John Trueman, Sherwood Forest Butterfly Man

John Trueman, of Edwinstowe, was a little man, about five feet five inches in stature, with a broad and lofty forehead, over which his black hair stands erect, and a pair of large dark eyes . He had a hearty laugh and beautiful singing voice.

Close to the east end of St Mary’s Church is a splendid monument to John Trueman who died in a road accident on his 51st birthday on 3rd May 1853. Nearby are the gravestones of his shoemaker grandfather Simon Foster and father Reuben Trueman,  (literary friend of Christopher Thomson.) John, unmarried, lived in Trueman’s Yard with his widowed mother. His burial was paid for by public subscription.

Why was such a splendid monument erected for a shoemaker in a quiet village on the edge of Sherwood Forest? The simple inscription is still legible, but the eroded opposite face probably told how he became a well-respected entomologist, breeding rare butterflies and moths from Sherwood Forest and selling specimens to collections including the British Museum.

January Searle wrote in his book, ‘Leaves of Sherwood Forest’,

“John Trueman and Robert Widdison—the former, a first-rate entymologist, who, although a shoemaker by trade, corresponds with the first men and societies in the kingdom, and is known as a valuable entymological contributor to the cabinets of our national institutions; the latter a sculptor, musician, and musical composer.”                                                                                    June 5th, 1850.

Records state,” On dark nights he goes into the Forest with a pot of rum and honey which he smears over the bark of the trees, to lure the insects he wishes to take. After waiting some time, he pulls a dark lanthern from his pocket.”                                                                                                                                                                                                                                                                               R Searle

Two of John’s brothers, George and Henry, established themselves as Bootmakers in the Parish of St James Piccadilly with their sister Eliza as housekeeper. By tragic coincidence, two years after John’s death, George Trueman died aged 49yrs when he was pushed off the platform under a train returning from Epsom Races on Derby Day in May 1855. He died four days later in St Bart’s Hospital where he told his brother Henry that he wished to be buried in Edwinstowe churchyard near John.

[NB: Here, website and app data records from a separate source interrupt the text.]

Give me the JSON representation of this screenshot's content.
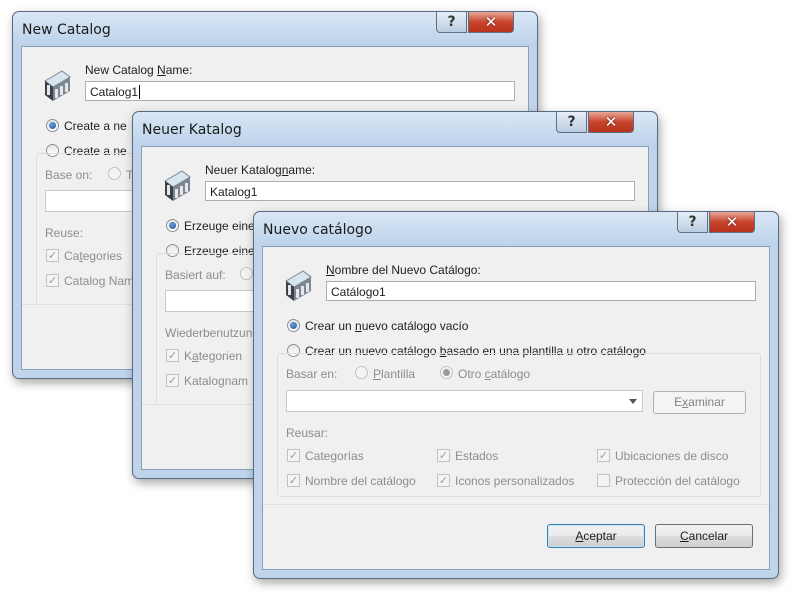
{
  "windows": {
    "en": {
      "title": "New Catalog",
      "help_glyph": "?",
      "close_glyph": "✕",
      "name_label_before": "New Catalog ",
      "name_label_underlined": "N",
      "name_label_after": "ame:",
      "name_value": "Catalog1",
      "radio_empty_visible": "Create a ne",
      "radio_template_visible": "Create a ne",
      "base_on_label": "Base on:",
      "base_on_option_visible": "T",
      "reuse_label": "Reuse:",
      "reuse_categories_before": "Ca",
      "reuse_categories_underlined": "t",
      "reuse_categories_after": "egories",
      "reuse_catalog_name_visible": "Catalog Nam"
    },
    "de": {
      "title": "Neuer Katalog",
      "help_glyph": "?",
      "close_glyph": "✕",
      "name_label_before": "Neuer Katalog",
      "name_label_underlined": "n",
      "name_label_after": "ame:",
      "name_value": "Katalog1",
      "radio_empty_visible": "Erzeuge eine",
      "radio_template_visible": "Erzeuge eine",
      "base_on_label": "Basiert auf:",
      "reuse_label": "Wiederbenutzun",
      "reuse_categories_before": "K",
      "reuse_categories_underlined": "a",
      "reuse_categories_after": "tegorien",
      "reuse_catalog_name_visible": "Katalognam"
    },
    "es": {
      "title": "Nuevo catálogo",
      "help_glyph": "?",
      "close_glyph": "✕",
      "name_label_before": "",
      "name_label_underlined": "N",
      "name_label_after": "ombre del Nuevo Catálogo:",
      "name_value": "Catálogo1",
      "radio_empty_before": "Crear un ",
      "radio_empty_underlined": "n",
      "radio_empty_after": "uevo catálogo vacío",
      "radio_template_before": "Crear un nuevo catálogo ",
      "radio_template_underlined": "b",
      "radio_template_after": "asado en una plantilla u otro catálogo",
      "base_on_label": "Basar en:",
      "option_template_before": "",
      "option_template_underlined": "P",
      "option_template_after": "lantilla",
      "option_other_before": "Otro ",
      "option_other_underlined": "c",
      "option_other_after": "atálogo",
      "browse_before": "E",
      "browse_underlined": "x",
      "browse_after": "aminar",
      "reuse_label": "Reusar:",
      "reuse": {
        "categorias": "Categorías",
        "estados": "Estados",
        "ubicaciones": "Ubicaciones de disco",
        "nombre": "Nombre del catálogo",
        "iconos": "Iconos personalizados",
        "proteccion": "Protección del catálogo"
      },
      "ok_before": "",
      "ok_underlined": "A",
      "ok_after": "ceptar",
      "cancel_before": "",
      "cancel_underlined": "C",
      "cancel_after": "ancelar"
    }
  }
}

There’s no trace of his gravestone now.

1851 Census for Trueman’s Yard, Town Street Edwinstowe (present day High Street)

John Trueman 48 (Head) Master Shoemaker employing 2 Apprentices

Ann 74 (Mother) Formerly Shoemaker’s wife

Eliza 28 (Sister)

John Quintom 20 William Foster 16 Shoemakers

Acknowledgement: butterfly picture – Wikipedia

Rueben Trueman Father of John – further information to follow: